▸ **Task item**: Set down each line of the data below exactly as it stands, dropping the pictures.

▸ **Information shown**:
━━━━━━━━━━━━━━━━━━━━━━━━━━━━━━

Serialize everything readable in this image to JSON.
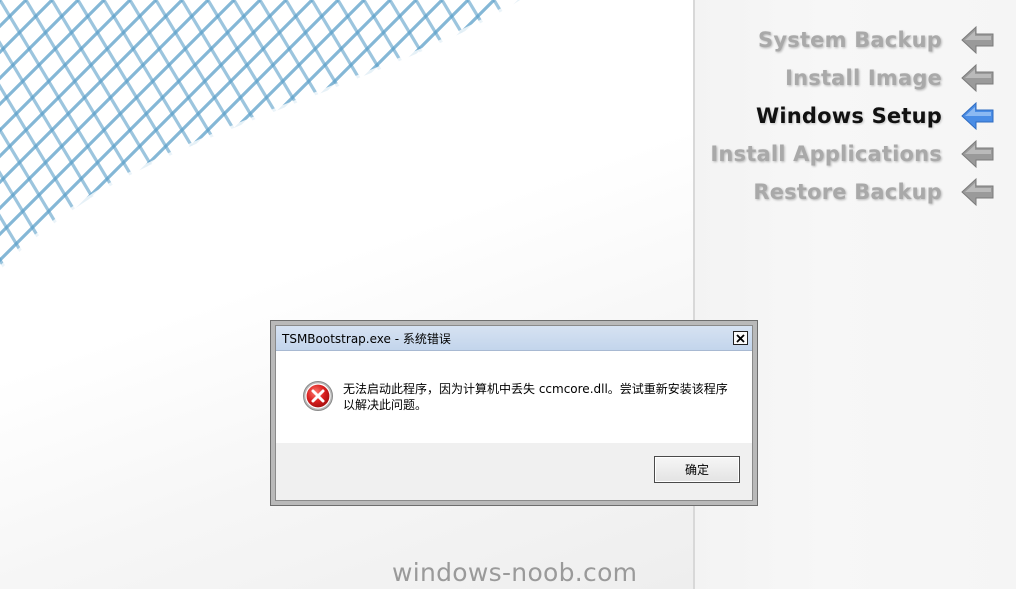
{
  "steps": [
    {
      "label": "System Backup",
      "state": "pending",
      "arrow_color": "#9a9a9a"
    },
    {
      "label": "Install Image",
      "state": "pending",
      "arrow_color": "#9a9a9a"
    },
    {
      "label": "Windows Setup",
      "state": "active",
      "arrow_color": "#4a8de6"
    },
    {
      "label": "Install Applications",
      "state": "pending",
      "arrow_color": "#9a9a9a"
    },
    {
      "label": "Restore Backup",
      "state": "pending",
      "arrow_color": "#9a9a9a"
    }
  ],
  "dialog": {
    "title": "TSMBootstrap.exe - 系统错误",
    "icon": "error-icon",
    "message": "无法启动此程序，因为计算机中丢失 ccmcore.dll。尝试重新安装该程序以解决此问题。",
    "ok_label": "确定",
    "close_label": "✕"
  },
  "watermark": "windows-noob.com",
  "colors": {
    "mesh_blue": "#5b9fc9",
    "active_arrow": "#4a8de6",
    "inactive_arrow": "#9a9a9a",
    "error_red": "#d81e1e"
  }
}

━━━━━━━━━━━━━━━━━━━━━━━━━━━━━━

▸ **Exercise result**:
Serialize everything readable in this image to JSON.
{
  "steps": [
    {
      "label": "System Backup",
      "state": "pending",
      "arrow_color": "#9a9a9a"
    },
    {
      "label": "Install Image",
      "state": "pending",
      "arrow_color": "#9a9a9a"
    },
    {
      "label": "Windows Setup",
      "state": "active",
      "arrow_color": "#4a8de6"
    },
    {
      "label": "Install Applications",
      "state": "pending",
      "arrow_color": "#9a9a9a"
    },
    {
      "label": "Restore Backup",
      "state": "pending",
      "arrow_color": "#9a9a9a"
    }
  ],
  "dialog": {
    "title": "TSMBootstrap.exe - 系统错误",
    "icon": "error-icon",
    "message": "无法启动此程序，因为计算机中丢失 ccmcore.dll。尝试重新安装该程序以解决此问题。",
    "ok_label": "确定",
    "close_label": "✕"
  },
  "watermark": "windows-noob.com",
  "colors": {
    "mesh_blue": "#5b9fc9",
    "active_arrow": "#4a8de6",
    "inactive_arrow": "#9a9a9a",
    "error_red": "#d81e1e"
  }
}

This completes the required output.